**Directions for this task:** If a line below contains the string "daha", copy it out.

**Website and app data records:**
BEGIN
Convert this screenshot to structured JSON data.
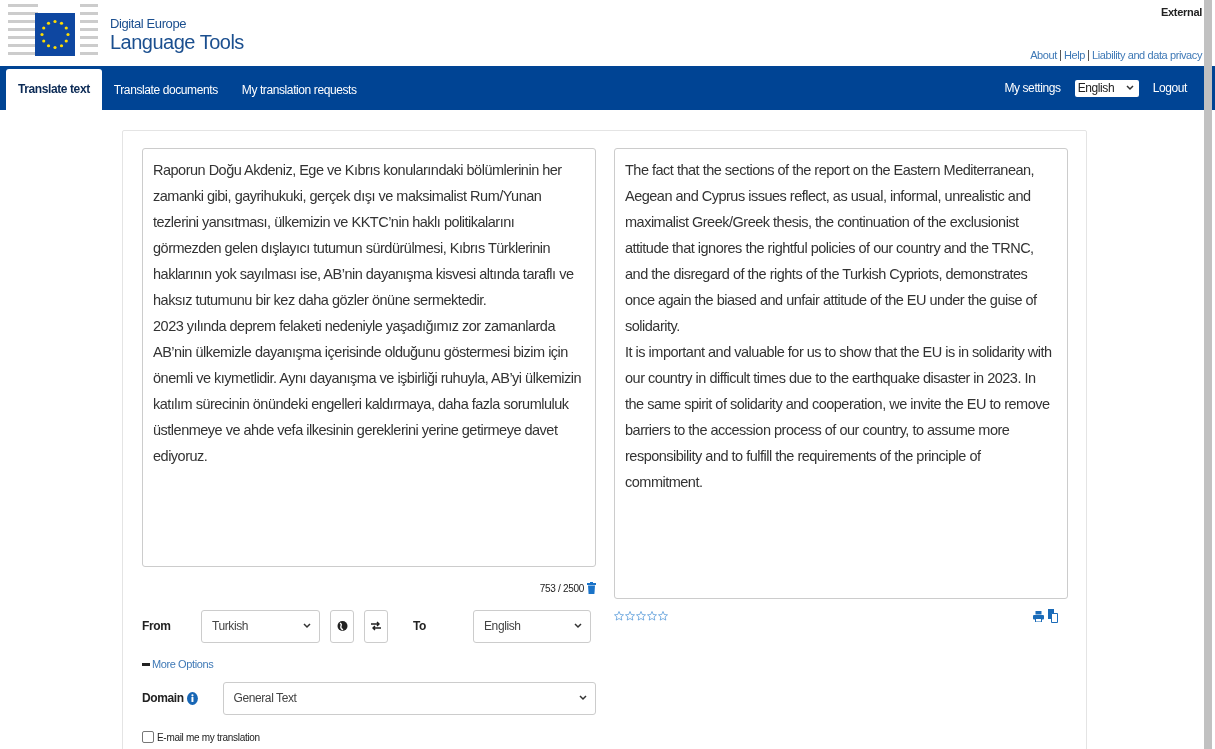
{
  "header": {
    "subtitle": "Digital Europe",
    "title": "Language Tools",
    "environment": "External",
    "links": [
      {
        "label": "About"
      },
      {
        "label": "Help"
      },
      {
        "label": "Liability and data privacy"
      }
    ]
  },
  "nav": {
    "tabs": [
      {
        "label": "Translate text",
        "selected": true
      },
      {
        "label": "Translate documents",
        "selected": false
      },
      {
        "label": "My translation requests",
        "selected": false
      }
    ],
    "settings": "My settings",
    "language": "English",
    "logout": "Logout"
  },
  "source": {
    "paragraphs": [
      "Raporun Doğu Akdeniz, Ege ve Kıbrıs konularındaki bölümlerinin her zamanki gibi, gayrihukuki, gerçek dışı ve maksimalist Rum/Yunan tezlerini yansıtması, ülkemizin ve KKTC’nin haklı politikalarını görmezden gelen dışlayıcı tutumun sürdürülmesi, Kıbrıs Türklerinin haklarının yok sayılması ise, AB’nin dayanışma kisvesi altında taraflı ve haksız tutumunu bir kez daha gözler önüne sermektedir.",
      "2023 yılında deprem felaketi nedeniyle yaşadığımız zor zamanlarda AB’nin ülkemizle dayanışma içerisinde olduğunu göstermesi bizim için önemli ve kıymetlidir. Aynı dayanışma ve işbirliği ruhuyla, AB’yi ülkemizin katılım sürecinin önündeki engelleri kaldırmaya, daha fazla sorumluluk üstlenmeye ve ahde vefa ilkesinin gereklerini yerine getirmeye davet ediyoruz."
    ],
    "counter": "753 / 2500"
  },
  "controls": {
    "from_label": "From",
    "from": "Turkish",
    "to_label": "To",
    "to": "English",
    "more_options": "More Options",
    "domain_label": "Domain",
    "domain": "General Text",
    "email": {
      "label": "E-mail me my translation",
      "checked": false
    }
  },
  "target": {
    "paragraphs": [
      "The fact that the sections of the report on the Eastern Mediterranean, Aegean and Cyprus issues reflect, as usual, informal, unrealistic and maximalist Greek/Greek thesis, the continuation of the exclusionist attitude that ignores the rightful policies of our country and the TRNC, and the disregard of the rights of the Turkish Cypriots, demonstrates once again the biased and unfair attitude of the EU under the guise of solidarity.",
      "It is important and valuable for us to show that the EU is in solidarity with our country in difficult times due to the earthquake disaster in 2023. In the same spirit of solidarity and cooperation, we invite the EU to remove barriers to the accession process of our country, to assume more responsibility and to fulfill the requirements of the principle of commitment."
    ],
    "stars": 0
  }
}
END
**Output for this task:**
      "Raporun Doğu Akdeniz, Ege ve Kıbrıs konularındaki bölümlerinin her zamanki gibi, gayrihukuki, gerçek dışı ve maksimalist Rum/Yunan tezlerini yansıtması, ülkemizin ve KKTC’nin haklı politikalarını görmezden gelen dışlayıcı tutumun sürdürülmesi, Kıbrıs Türklerinin haklarının yok sayılması ise, AB’nin dayanışma kisvesi altında taraflı ve haksız tutumunu bir kez daha gözler önüne sermektedir.",
      "2023 yılında deprem felaketi nedeniyle yaşadığımız zor zamanlarda AB’nin ülkemizle dayanışma içerisinde olduğunu göstermesi bizim için önemli ve kıymetlidir. Aynı dayanışma ve işbirliği ruhuyla, AB’yi ülkemizin katılım sürecinin önündeki engelleri kaldırmaya, daha fazla sorumluluk üstlenmeye ve ahde vefa ilkesinin gereklerini yerine getirmeye davet ediyoruz."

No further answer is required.